Donna Beinfeld at www.Donnashi.com (QC audits, both post-closing and servicing, and writing QC plans and mortgage banking manuals) thought, “I believe this would violate state, HUD, State, RESPA, and CFPB. Though none of these agencies or regulations have a direct policy on ‘Rent an Originator’, they are all clear on the fact an originator works for a financial institution, licensed, and is paid in compliance with CFPB’s Loan Originator’s Compensation Plan. HUD requires a Loan Originator to be paid by W2, and is identified as an employee. At the state level, various states require that an employee maintain a state license which would be active with one company at a time.  The NMLS system requires that if the Loan Originator changes employment, their license information has to be updated. And concerning RESPA, the recent Consent Order for Lighthouse Title Company paid referral fees to individuals that provided client referrals as non-employees. Had the individuals been in payroll for the title company, this would not have been a referral fee ‘RESPA’ violation.” Thank you Donna!

 

 

(Yes, I know this is ancient.)

A man goes to see the Rabbi.

“Rabbi, something terrible is happening and I have to talk to you about it.”

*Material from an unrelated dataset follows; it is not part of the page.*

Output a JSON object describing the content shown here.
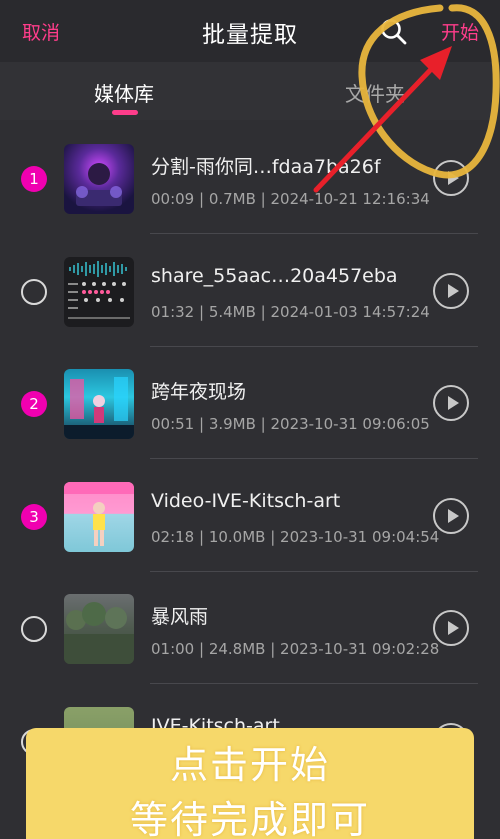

The Rabbi asked, “What’s wrong?”

The man replied, “My wife is going to poison me.”

The Rabbi, very surprised by this, asks, “How can that be?”

The man then pleads, “I’m telling you, I’m certain she’s going to poison me. What should I do?”

The Rabbi then offers, “Tell you what. Let me talk to her, I’ll see what I can find out and I’ll let you know.”

A week later the Rabbi calls the man and says, “I spoke to your wife on the phone for three hours. You want my advice?

The man said, “Yes!”

The Rabbi replies, “Take the poison.”

 

Rob

 

(Copyright 2015 Chrisman LLC. All rights reserved. Occasional paid job listings do appear. This report or any portion hereof may not be reprinted, sold or redistributed without the written consent of Rob Chrisman.)